>>

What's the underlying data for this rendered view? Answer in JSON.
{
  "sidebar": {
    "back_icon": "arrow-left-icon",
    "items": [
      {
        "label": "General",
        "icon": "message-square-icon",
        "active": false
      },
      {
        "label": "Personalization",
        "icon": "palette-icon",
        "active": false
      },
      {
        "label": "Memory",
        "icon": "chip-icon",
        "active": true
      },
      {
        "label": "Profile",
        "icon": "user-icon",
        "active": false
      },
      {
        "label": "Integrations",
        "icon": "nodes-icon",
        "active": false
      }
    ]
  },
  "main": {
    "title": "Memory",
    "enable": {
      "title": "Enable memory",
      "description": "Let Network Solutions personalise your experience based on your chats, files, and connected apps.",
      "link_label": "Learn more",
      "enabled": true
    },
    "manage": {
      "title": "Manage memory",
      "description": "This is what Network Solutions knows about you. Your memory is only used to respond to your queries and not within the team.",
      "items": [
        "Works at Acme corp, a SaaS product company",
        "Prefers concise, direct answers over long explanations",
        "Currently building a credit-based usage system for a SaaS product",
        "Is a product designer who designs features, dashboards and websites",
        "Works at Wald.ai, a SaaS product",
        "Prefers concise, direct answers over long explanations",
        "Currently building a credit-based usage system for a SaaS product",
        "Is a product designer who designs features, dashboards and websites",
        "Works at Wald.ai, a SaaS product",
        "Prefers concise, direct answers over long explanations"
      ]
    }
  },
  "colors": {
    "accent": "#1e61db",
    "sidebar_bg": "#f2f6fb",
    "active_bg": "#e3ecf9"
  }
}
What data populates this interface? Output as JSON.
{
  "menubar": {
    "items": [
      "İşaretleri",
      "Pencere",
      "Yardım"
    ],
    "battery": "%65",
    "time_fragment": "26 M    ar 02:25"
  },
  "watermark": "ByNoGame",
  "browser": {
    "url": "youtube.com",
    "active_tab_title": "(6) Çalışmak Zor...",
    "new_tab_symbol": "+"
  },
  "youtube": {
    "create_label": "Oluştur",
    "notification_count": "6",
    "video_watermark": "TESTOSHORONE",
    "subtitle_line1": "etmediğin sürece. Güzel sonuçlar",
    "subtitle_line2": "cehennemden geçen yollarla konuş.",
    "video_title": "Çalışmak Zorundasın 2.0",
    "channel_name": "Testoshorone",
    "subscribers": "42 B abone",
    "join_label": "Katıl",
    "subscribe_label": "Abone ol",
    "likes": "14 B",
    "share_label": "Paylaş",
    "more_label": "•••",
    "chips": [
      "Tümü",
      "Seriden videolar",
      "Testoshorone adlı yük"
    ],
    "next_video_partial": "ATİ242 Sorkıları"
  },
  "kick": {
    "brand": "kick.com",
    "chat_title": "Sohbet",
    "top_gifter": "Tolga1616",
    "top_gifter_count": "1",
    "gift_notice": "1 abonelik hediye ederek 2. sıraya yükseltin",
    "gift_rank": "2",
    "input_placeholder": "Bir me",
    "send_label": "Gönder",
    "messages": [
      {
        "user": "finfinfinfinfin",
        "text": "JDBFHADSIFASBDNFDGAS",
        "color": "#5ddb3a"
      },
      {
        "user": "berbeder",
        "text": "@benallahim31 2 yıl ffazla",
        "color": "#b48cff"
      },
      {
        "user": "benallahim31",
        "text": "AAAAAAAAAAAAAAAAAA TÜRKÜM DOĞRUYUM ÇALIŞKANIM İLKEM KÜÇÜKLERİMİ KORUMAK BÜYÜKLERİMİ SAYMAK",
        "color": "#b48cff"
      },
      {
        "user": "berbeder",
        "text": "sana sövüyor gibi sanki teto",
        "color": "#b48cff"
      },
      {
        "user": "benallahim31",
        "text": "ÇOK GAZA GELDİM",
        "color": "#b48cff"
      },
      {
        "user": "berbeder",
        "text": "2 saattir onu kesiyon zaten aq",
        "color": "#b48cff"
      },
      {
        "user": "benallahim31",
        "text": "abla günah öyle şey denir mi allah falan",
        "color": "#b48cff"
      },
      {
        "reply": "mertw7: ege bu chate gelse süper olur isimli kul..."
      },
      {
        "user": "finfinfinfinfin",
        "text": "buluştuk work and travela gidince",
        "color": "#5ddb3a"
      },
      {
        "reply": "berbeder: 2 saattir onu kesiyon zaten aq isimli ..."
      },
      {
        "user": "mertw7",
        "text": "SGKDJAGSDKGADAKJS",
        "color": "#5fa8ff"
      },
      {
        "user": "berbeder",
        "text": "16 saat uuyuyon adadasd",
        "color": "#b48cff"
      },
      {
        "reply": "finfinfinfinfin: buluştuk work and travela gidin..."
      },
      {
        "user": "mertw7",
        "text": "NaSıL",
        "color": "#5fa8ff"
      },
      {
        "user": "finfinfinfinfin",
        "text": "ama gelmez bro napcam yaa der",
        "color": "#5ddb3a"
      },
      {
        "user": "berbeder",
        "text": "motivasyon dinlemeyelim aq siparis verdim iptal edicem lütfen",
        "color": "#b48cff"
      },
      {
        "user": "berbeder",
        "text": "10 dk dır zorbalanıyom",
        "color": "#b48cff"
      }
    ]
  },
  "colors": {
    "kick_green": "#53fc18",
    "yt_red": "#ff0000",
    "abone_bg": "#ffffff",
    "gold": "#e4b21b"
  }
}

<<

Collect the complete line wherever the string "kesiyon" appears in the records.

        "text": "2 saattir onu kesiyon zaten aq",
        "reply": "berbeder: 2 saattir onu kesiyon zaten aq isimli ..."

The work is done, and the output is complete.